President Obama is getting a lot of attention this week for the commencement addresses he will make.
He spoke last night at Arizona State, which famously declined to give him an honorary degree saying his body of work is not complete yet (do only dead people get honorary degrees there?) He turned it into a joke, promising never again to pick against ASU in his NCAA hoops bracket.
The university's Golden Dome.
Most of the attention, though, is directed at my alma mater, Notre Dame. A front page story in the Washington Post yesterday really got my attention. It talked about all sorts of protestors coming out of the woodwork to protest and disrupt graduation ceremonies this weekend. This is also a sore subject with me since I am spending much of this month at my own sons’ graduations and know how special these occasions are.
Every U.S. president since Gerald Ford has received an honorary degree from Notre Dame. (There is a neat video montage of these speeches on the ND website.) Presidents like going there, for obvious reasons, and the students there benefit by hearing from presidents. I was privileged to be in the audience as a student in the mid-70s when President Ford received his honorary degree and spoke (it was on a St. Patrick’s Day as I recall). President Carter spoke to the graduating class right before mine; our speaker the following year was William F. Buckley who delivered a rebuttal to Carter’s speech (Carter’s Notre Dame speech was the famous “inordinate fear of communism” speech). Presidents Reagan, Bush, Clinton and Bush have all spoken there. Of those previous six, three were pro-life and three were pro-choice.
We are talking about the president of the United States. Any university would be privileged to have a president speak and no university worthy of being called a university would sort through presidents using some sort of scorecard. And I am not a religious scholar, but I do recall that Jesus honored people from all walks of life and with all kinds of issues in their past.
I am as honored that the president is speaking at my alma mater (and I have felt the same about ALL of the previous six) as I am appalled that so many are using my alma mater as a whipping post for their political agenda.
I said before that I am not a religious scholar, but allow me to quote from someone who is: my old classmate, roommate and friend, R. Scott Appleby, a professor at Notre Dame: “People are weary of it,” Scott said. “I certainly feel this is not the best way to respect life. It makes the cause a circus.”
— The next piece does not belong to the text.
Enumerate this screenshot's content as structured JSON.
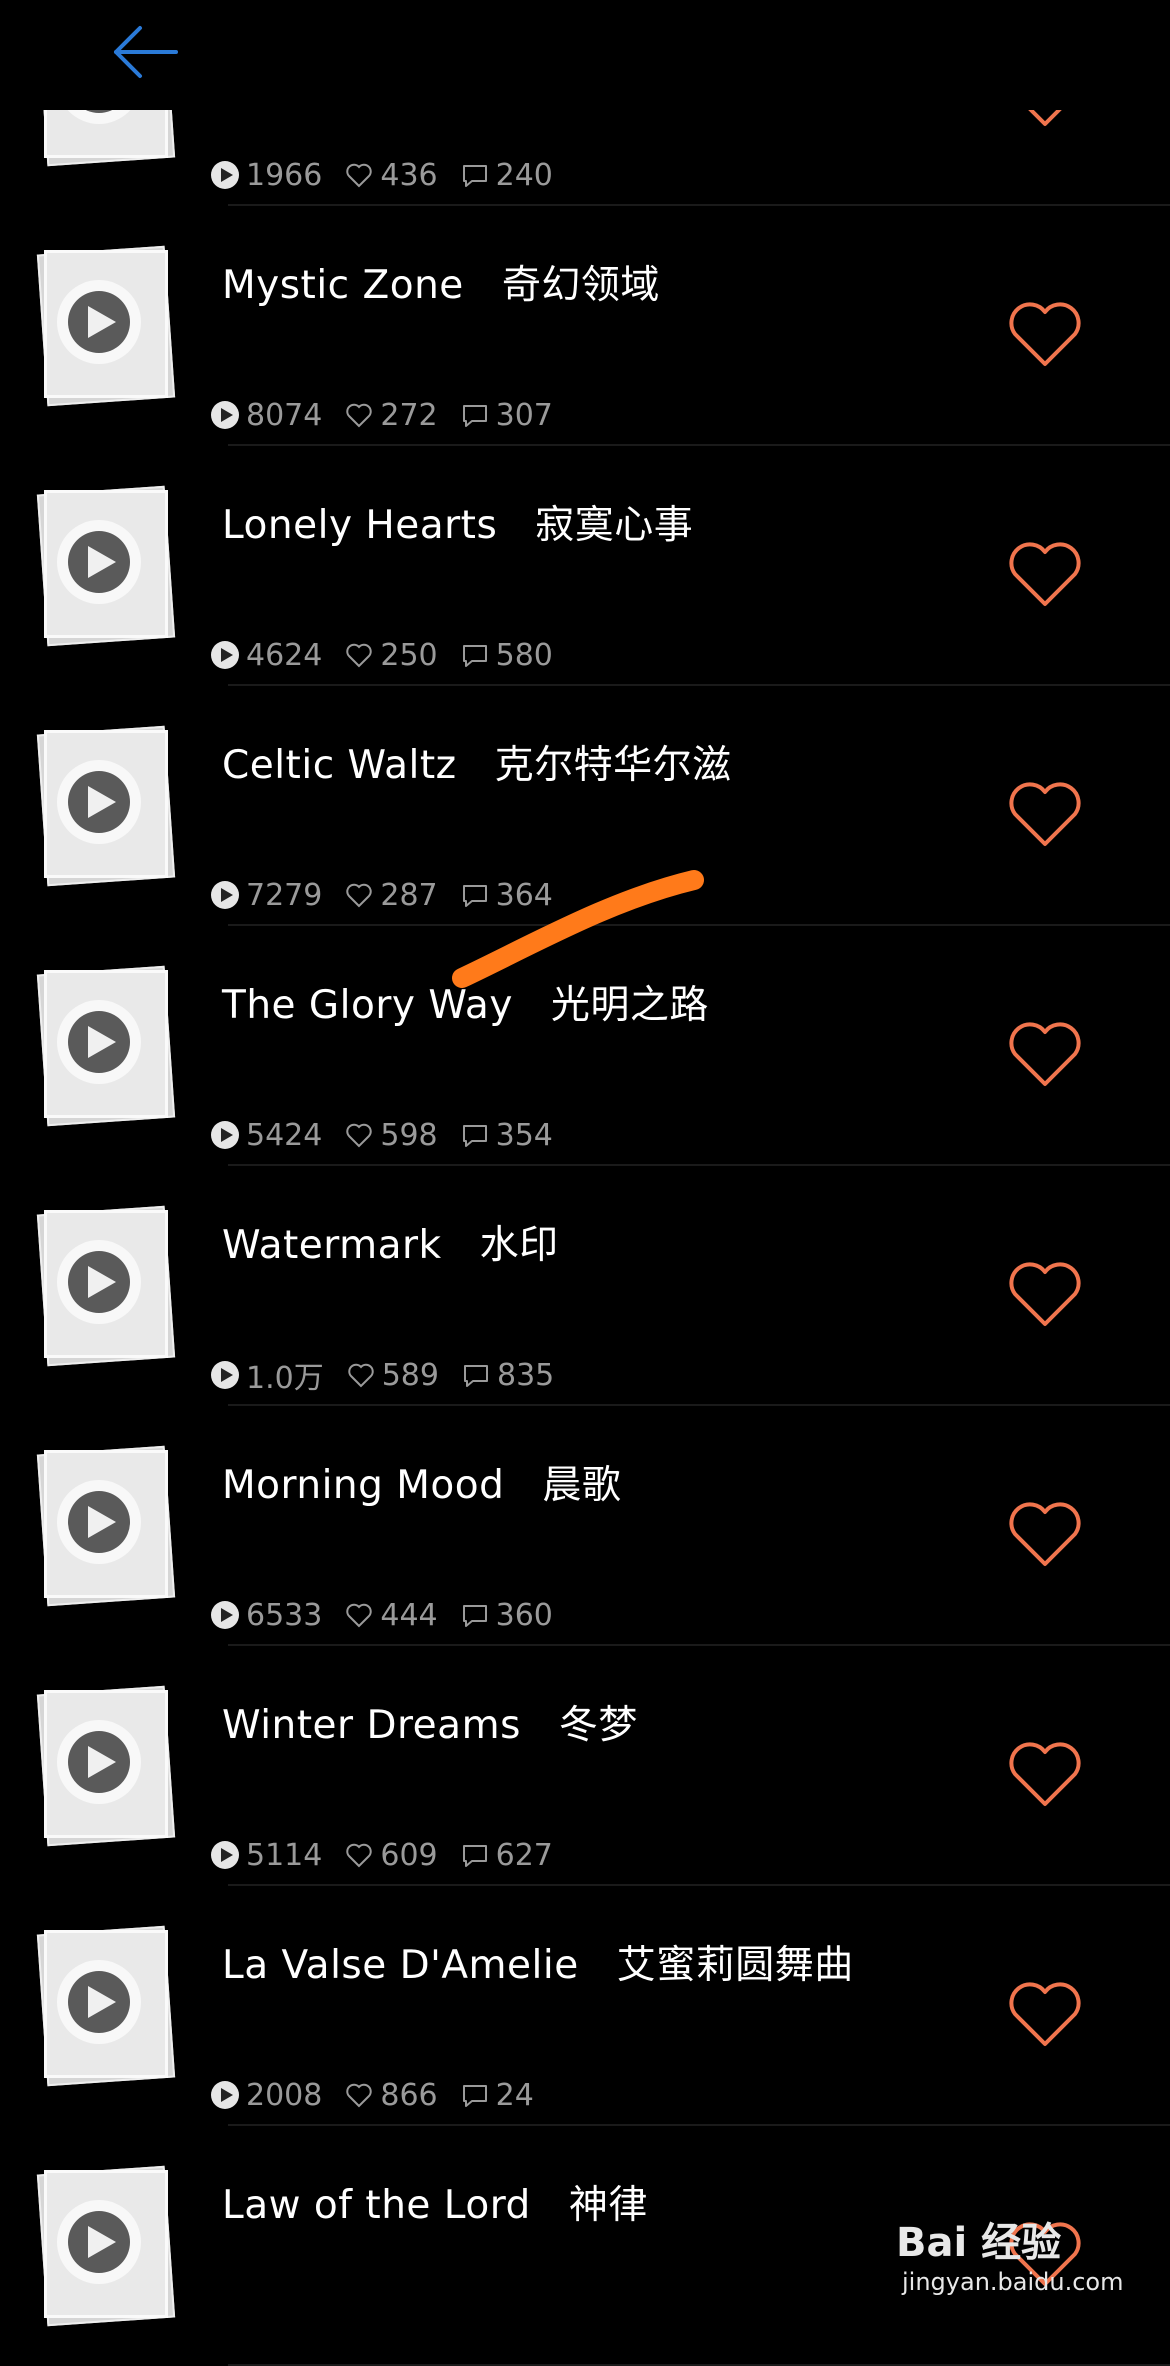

That sums it up. Regardless of how you feel about abortion, or stem cell research or any other issue, reasonable people have different views and a university is a good place to discuss and debate them. But hijacking a graduation and turning it into a circus is not the way to go.